What will the juvenile court do?
How the judge handles your request to become a child’s guardian will depend on the facts of the case, the needs of the child, and what stage the case is in.

For example, when a child is at risk of abuse or neglect and someone offers to be the child’s guardian right away, the child may not need to have an ongoing case in juvenile court. If the parents agree to the guardianship, the judge may appoint the guardian and dismiss the case.

A guardian also could be appointed at a later stage of a child’s juvenile court case. When a child is removed from home due to abuse or neglect, the judge makes an initial decision about where to place the child (usually in a relative’s home or foster home). Then the court holds hearings to review the case, at least every six months. At one of these review hearings, the court could appoint a guardian if the child cannot safely return home and adoption is not the best plan for the child. The child’s social worker makes a recommendation to the judge on what would be the best plan for the child.

In delinquency cases, there is a similar process for becoming a child’s guardian. The juvenile court must decide on the best placement for the child and can appoint a guardian if the child cannot go home to his or her parents. The child’s probation officer makes a recommendation to the judge on what would be the best placement for the child.

To start the process of becoming a child’s guardian, you will need to fill out some legal forms. Then the child’s social worker or probation officer will interview you, check your references, visit your home, and write a report for the court. You will get a notice about the date of the court hearing. You have the right to come to the hearing and to talk to the judge. The social worker or probation officer, the child’s parents and other relatives, and the child can also come to the hearing and give their opinions about the guardianship.

After the hearing, if the judge decides to appoint you as the child’s guardian, you will get a copy of the court order and the letters of guardianship. This is your legal proof that you are the child’s guardian, and you should keep it in a safe place and make several copies. You may need to show these papers to get health care for the child, enroll the child in school, etc.


Is financial assistance available for legal guardians?

Legal guardians who are related to the child can get cash aid (welfare) for the child even if the guardian is not needy. If the guardian is needy, he or she can get welfare as well. Some legal guardians can qualify for foster care payments, which are higher than welfare. Also, there is a new program called Kin-GAP (Kinship Guardianship Assistance Payment Program) that provides cash aid, at the same rate as basic foster care payments, to relatives who become legal guardians of children who have dependency cases in juvenile court.

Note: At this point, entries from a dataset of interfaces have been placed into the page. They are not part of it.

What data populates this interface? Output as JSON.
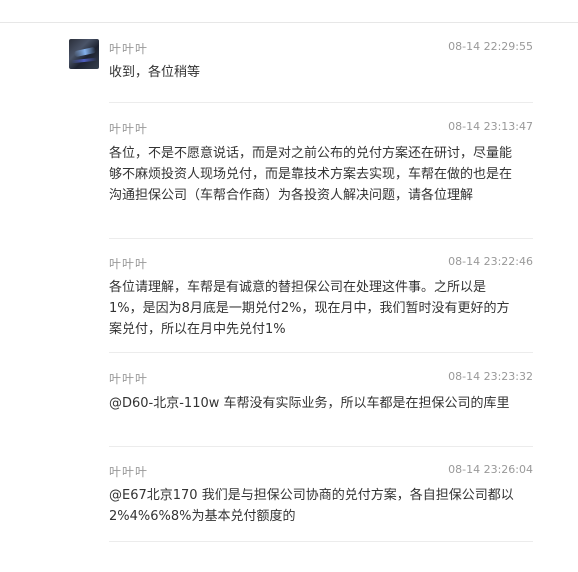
{
  "posts": [
    {
      "author": "叶叶叶",
      "time": "08-14 22:29:55",
      "text": "收到，各位稍等"
    },
    {
      "author": "叶叶叶",
      "time": "08-14 23:13:47",
      "text": "各位，不是不愿意说话，而是对之前公布的兑付方案还在研讨，尽量能够不麻烦投资人现场兑付，而是靠技术方案去实现，车帮在做的也是在沟通担保公司（车帮合作商）为各投资人解决问题，请各位理解"
    },
    {
      "author": "叶叶叶",
      "time": "08-14 23:22:46",
      "text": "各位请理解，车帮是有诚意的替担保公司在处理这件事。之所以是1%，是因为8月底是一期兑付2%，现在月中，我们暂时没有更好的方案兑付，所以在月中先兑付1%"
    },
    {
      "author": "叶叶叶",
      "time": "08-14 23:23:32",
      "text": "@D60-北京-110w 车帮没有实际业务，所以车都是在担保公司的库里"
    },
    {
      "author": "叶叶叶",
      "time": "08-14 23:26:04",
      "text": "@E67北京170 我们是与担保公司协商的兑付方案，各自担保公司都以2%4%6%8%为基本兑付额度的"
    }
  ]
}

If the child receives welfare, foster care payments, or KinGAP, the county may try to collect child support from the child’s parents.

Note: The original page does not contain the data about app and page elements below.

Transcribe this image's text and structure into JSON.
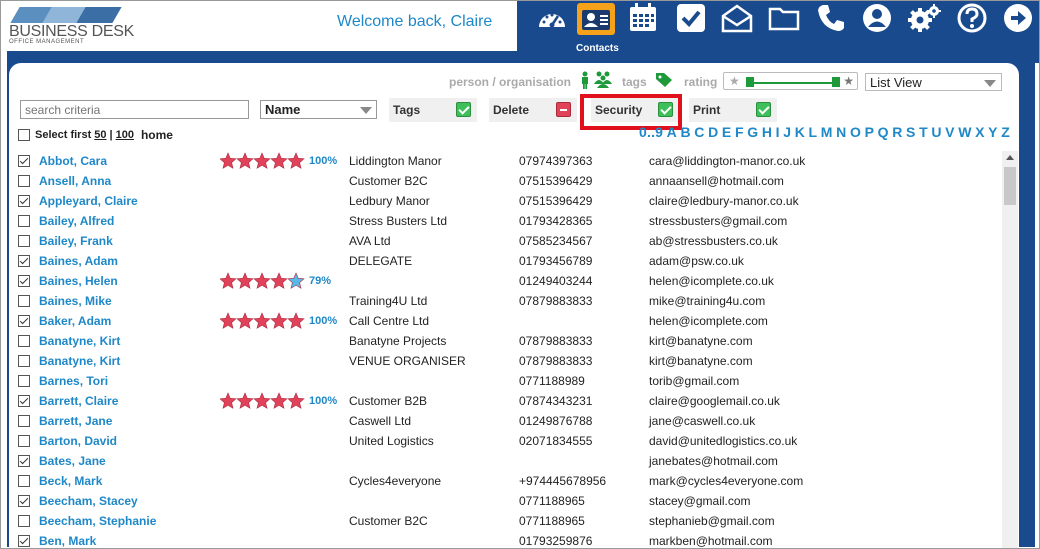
{
  "app": {
    "logo_name": "BUSINESS DESK",
    "logo_sub": "OFFICE MANAGEMENT",
    "welcome": "Welcome back, Claire"
  },
  "nav": {
    "active_label": "Contacts",
    "items": [
      {
        "name": "dashboard-icon"
      },
      {
        "name": "contacts-icon",
        "active": true
      },
      {
        "name": "calendar-icon"
      },
      {
        "name": "tasks-icon"
      },
      {
        "name": "mail-icon"
      },
      {
        "name": "folder-icon"
      },
      {
        "name": "phone-icon"
      },
      {
        "name": "user-icon"
      },
      {
        "name": "settings-icon"
      },
      {
        "name": "help-icon"
      },
      {
        "name": "logout-icon"
      }
    ],
    "accent": "#f5a21a",
    "band_color": "#1a4a8e"
  },
  "filters": {
    "person_org_label": "person / organisation",
    "tags_label": "tags",
    "rating_label": "rating",
    "view_select": "List View",
    "search_placeholder": "search criteria",
    "field_select": "Name",
    "options": {
      "tags": "Tags",
      "delete": "Delete",
      "security": "Security",
      "print": "Print"
    },
    "select_first": "Select first",
    "select_50": "50",
    "select_sep": "|",
    "select_100": "100",
    "select_home": "home",
    "alphabet": [
      "0..9",
      "A",
      "B",
      "C",
      "D",
      "E",
      "F",
      "G",
      "H",
      "I",
      "J",
      "K",
      "L",
      "M",
      "N",
      "O",
      "P",
      "Q",
      "R",
      "S",
      "T",
      "U",
      "V",
      "W",
      "X",
      "Y",
      "Z"
    ]
  },
  "contacts": [
    {
      "checked": true,
      "name": "Abbot, Cara",
      "stars": 5,
      "pct": "100%",
      "org": "Liddington Manor",
      "phone": "07974397363",
      "email": "cara@liddington-manor.co.uk"
    },
    {
      "checked": false,
      "name": "Ansell, Anna",
      "stars": 0,
      "pct": "",
      "org": "Customer B2C",
      "phone": "07515396429",
      "email": "annaansell@hotmail.com"
    },
    {
      "checked": true,
      "name": "Appleyard, Claire",
      "stars": 0,
      "pct": "",
      "org": "Ledbury Manor",
      "phone": "07515396429",
      "email": "claire@ledbury-manor.co.uk"
    },
    {
      "checked": false,
      "name": "Bailey, Alfred",
      "stars": 0,
      "pct": "",
      "org": "Stress Busters Ltd",
      "phone": "01793428365",
      "email": "stressbusters@gmail.com"
    },
    {
      "checked": false,
      "name": "Bailey, Frank",
      "stars": 0,
      "pct": "",
      "org": "AVA Ltd",
      "phone": "07585234567",
      "email": "ab@stressbusters.co.uk"
    },
    {
      "checked": true,
      "name": "Baines, Adam",
      "stars": 0,
      "pct": "",
      "org": "DELEGATE",
      "phone": "01793456789",
      "email": "adam@psw.co.uk"
    },
    {
      "checked": true,
      "name": "Baines, Helen",
      "stars": 4,
      "pct": "79%",
      "org": "",
      "phone": "01249403244",
      "email": "helen@icomplete.co.uk"
    },
    {
      "checked": false,
      "name": "Baines, Mike",
      "stars": 0,
      "pct": "",
      "org": "Training4U Ltd",
      "phone": "07879883833",
      "email": "mike@training4u.com"
    },
    {
      "checked": true,
      "name": "Baker, Adam",
      "stars": 5,
      "pct": "100%",
      "org": "Call Centre Ltd",
      "phone": "",
      "email": "helen@icomplete.com"
    },
    {
      "checked": false,
      "name": "Banatyne, Kirt",
      "stars": 0,
      "pct": "",
      "org": "Banatyne Projects",
      "phone": "07879883833",
      "email": "kirt@banatyne.com"
    },
    {
      "checked": false,
      "name": "Banatyne, Kirt",
      "stars": 0,
      "pct": "",
      "org": "VENUE ORGANISER",
      "phone": "07879883833",
      "email": "kirt@banatyne.com"
    },
    {
      "checked": false,
      "name": "Barnes, Tori",
      "stars": 0,
      "pct": "",
      "org": "",
      "phone": "0771188989",
      "email": "torib@gmail.com"
    },
    {
      "checked": true,
      "name": "Barrett, Claire",
      "stars": 5,
      "pct": "100%",
      "org": "Customer B2B",
      "phone": "07874343231",
      "email": "claire@googlemail.co.uk"
    },
    {
      "checked": false,
      "name": "Barrett, Jane",
      "stars": 0,
      "pct": "",
      "org": "Caswell Ltd",
      "phone": "01249876788",
      "email": "jane@caswell.co.uk"
    },
    {
      "checked": false,
      "name": "Barton, David",
      "stars": 0,
      "pct": "",
      "org": "United Logistics",
      "phone": "02071834555",
      "email": "david@unitedlogistics.co.uk"
    },
    {
      "checked": true,
      "name": "Bates, Jane",
      "stars": 0,
      "pct": "",
      "org": "",
      "phone": "",
      "email": "janebates@hotmail.com"
    },
    {
      "checked": false,
      "name": "Beck, Mark",
      "stars": 0,
      "pct": "",
      "org": "Cycles4everyone",
      "phone": "+974445678956",
      "email": "mark@cycles4everyone.com"
    },
    {
      "checked": true,
      "name": "Beecham, Stacey",
      "stars": 0,
      "pct": "",
      "org": "",
      "phone": "0771188965",
      "email": "stacey@gmail.com"
    },
    {
      "checked": false,
      "name": "Beecham, Stephanie",
      "stars": 0,
      "pct": "",
      "org": "Customer B2C",
      "phone": "0771188965",
      "email": "stephanieb@gmail.com"
    },
    {
      "checked": true,
      "name": "Ben, Mark",
      "stars": 0,
      "pct": "",
      "org": "",
      "phone": "01793259876",
      "email": "markben@hotmail.com"
    }
  ]
}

If the child has a disability, he or she may also be eligible for social security supplemental security income (SSI) benefits or state disability benefits. A legal guardian can receive and use these payments to care for the child.

If you need financial assistance to care for a child, ask the child’s social worker or probation officer what kinds of benefits you could qualify for. (If you are considering adopting the child instead, you should ask about the Adoption Assistance Program.)

Legal guardians can get Medi-Cal for the child and for themselves if they are needy and are related to the child.

Guardianship
(Guardianship is a proceeding in which a judge gives someone other than a parent custody of a person under 18 years old (called a minor), or the authority to manage the minor's property, or both.)

There are two kinds of guardianships in California. Many guardianships are handled through probate courts. However, if a child is a dependent of the juvenile court, then only the juvenile court may appoint a legal guardian for the child.